All posts by Steven Novella

Founder and currently Executive Editor of Science-Based Medicine Steven Novella, MD is an academic clinical neurologist at the Yale University School of Medicine. He is also the president and co-founder of the New England Skeptical Society, the host and producer of the popular weekly science podcast, The Skeptics’ Guide to the Universe, and the author of the NeuroLogicaBlog, a daily blog that covers news and issues in neuroscience, but also general science, scientific skepticism, philosophy of science, critical thinking, and the intersection of science with the media and society. Dr. Novella also contributes every Sunday to The Rogues Gallery, the official blog of the SGU.

The Bait and Switch of Unscientific Medicine

Savvy consumers are familiar with the classic scam of the “bait and switch” – in practice if not the term itself. My wife and I ran across it when we were shopping for our first car. We needed a bargain and so we were attracted to the ads that promised a new Colt for only $9,000 (that’s the bait). Of course when...

/ July 2, 2008

Politics and Science at the HHS

When politics and science collide, shenanigans are likely to ensue. Politics is often antithetical to science because the former is about persuasion and value judgments while the latter is about objectivity and transparency. Science cannot function properly under the yoke of political ideology. The infiltration of unscientific and anti-scientific practices and ideas into mainstream medicine is primarily an act of politics and...

/ June 25, 2008

The FDA Cracks Down on Fake Cancer Cures

The Food and Drug Administration (FDA), the agency that regulates the drug industry in the US, put out a press release yesterday warning “Individuals and Firms to Stop Selling Fake Cancer ‘Cures’.” The press release reports: “Although promotions of bogus cancer ‘cures’ have always been a problem, the Internet has provided a mechanism for them to flourish,” said Margaret O’K. Glavin, the...

/ June 18, 2008

The Media and “CAM”

Recently I have been generally critical of how mainstream media deals with scientific topics. Science is often complex and requires hard work and diligence on the part of a journalist to get the story right. In recent years mainstream news outlets have been downsizing or eliminating their science journalists and tasking general reporters and editors to handle science stories.
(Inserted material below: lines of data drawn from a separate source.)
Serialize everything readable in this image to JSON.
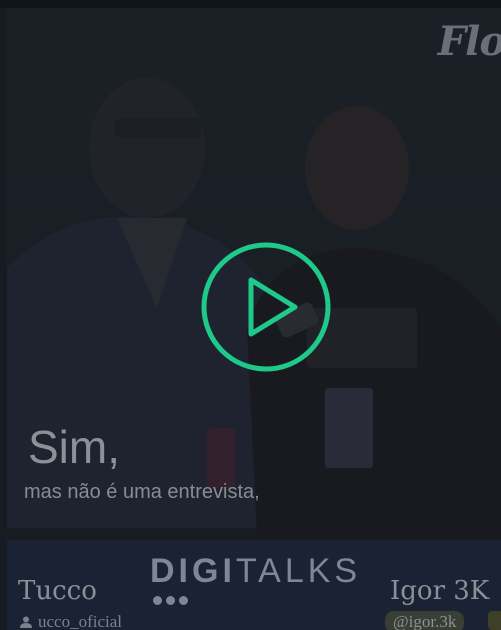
{
  "caption": {
    "main": "Sim,",
    "sub": "mas não é uma entrevista,"
  },
  "brand": {
    "bold": "DIGI",
    "light": "TALKS"
  },
  "corner_logo": "Flo",
  "guests": {
    "left": {
      "name": "Tucco",
      "handle": "ucco_oficial"
    },
    "right": {
      "name": "Igor 3K",
      "handle": "@igor.3k"
    }
  },
  "colors": {
    "play_accent": "#1fc98a",
    "band": "#1b2233",
    "overlay": "#161b21"
  },
  "icons": {
    "play": "play-icon",
    "person": "person-icon"
  }
}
Meanwhile, as science...

/ June 11, 2008

Stem Cell Therapy and the Need for Transparency

Dr. Geeta Shroff is an Indian physician who is running a New Delhi clinic offering embryonic stem cell therapies for a large number of various medical conditions. The only thing these medical conditions have in common is that they are incurable. Indian law allows for the use of unproven treatments for terminal or incurable diseases. I cannot know Dr. Shroff’s intentions, but...

/ June 4, 2008
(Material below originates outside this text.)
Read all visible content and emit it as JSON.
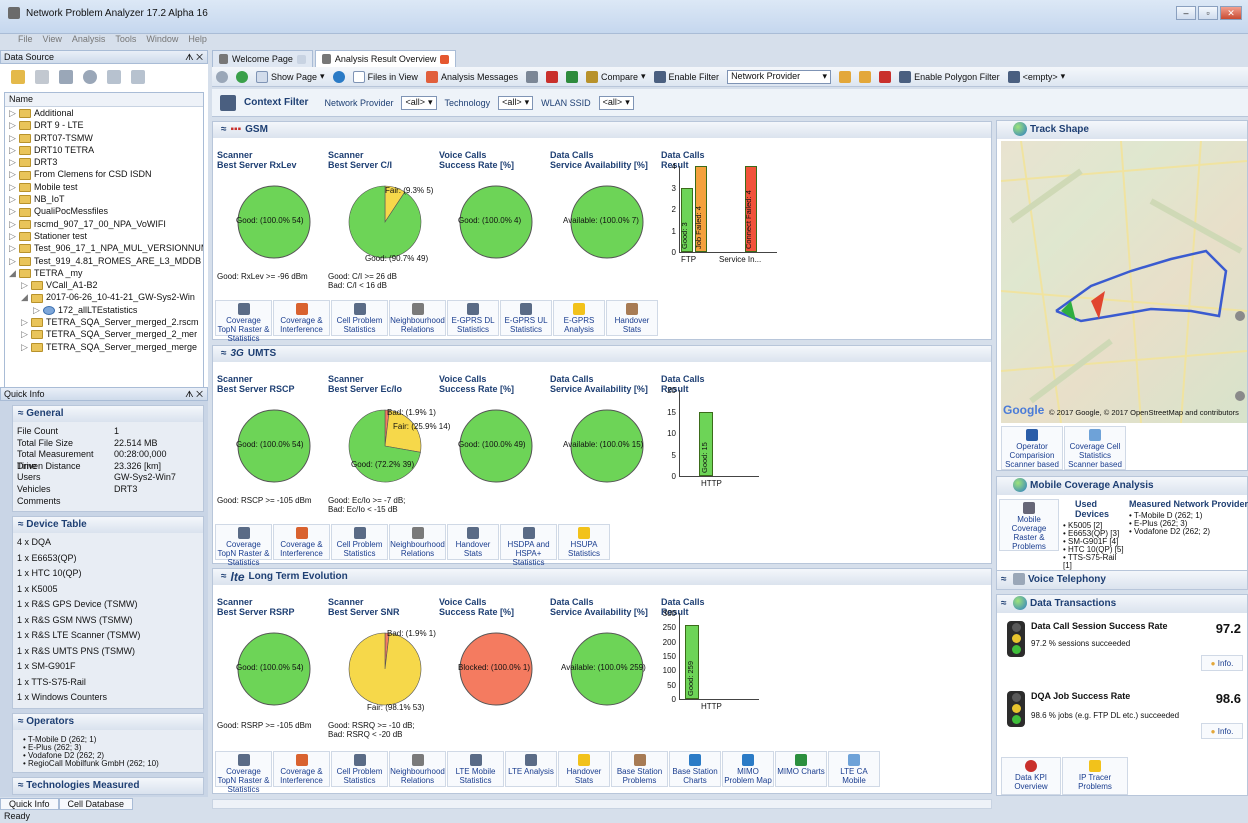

The Media and Vaccines

As the name of this blog makes clear, the authors believe that the public is best served when the institutions of medicine and health care are science-based. The basis of medicine has many levels and institutions in our society. They include not only the practitioners of medicine, but hospitals, medical schools and other academic institutions, government and regulatory agencies, industry, insurance companies,...

/ May 28, 2008

Changing the Rules of Evidence

My daughter, Julia, loves to play games and has a bit of a competitive streak. She can make any activity into a game and is adept at making up rules on the spot. When she was younger, like most children, she had a tendency to add to or change the rules on the fly – usually to ensure a favorable outcome for...

/ May 21, 2008

Canada Bill C-51 – Regulating Natural Health Products

In Canada a new bill has been proposed, Bill C-51, that would make changes to the Food and Drug Act – the body of laws by which the Canadian federal government regulates food and health products in Canada. This is the equivalent of the Food and Drug Administration (FDA) in the US. It seems that Canada, like the US, is struggling to...

/ May 14, 2008

Science and Health News Reporting – The Case of the Regenerating Finger

Last week it was widely reported that an Ohio man, Lee Spievak, had regrown the end of his finger that had been chopped off in an accident. Reporters informed us, for example: A man who sliced off the end of his finger in an accident has re-grown the digit thanks to pioneering regenerative medicine. But this was not the real story. The...

/ May 7, 2008

Conflict of Interest in Medical Research

The cornerstone of science-based medicine is, of course, scientific research. The integrity and quality of biomedical research is therefore of critical importance and to be thoughtfully and jealously guarded, if we care about maintaining an optimal standard of care. There are many threats and hazards to the institutions of medical research – mostly ideological. One that has not been discussed much on...

/ April 23, 2008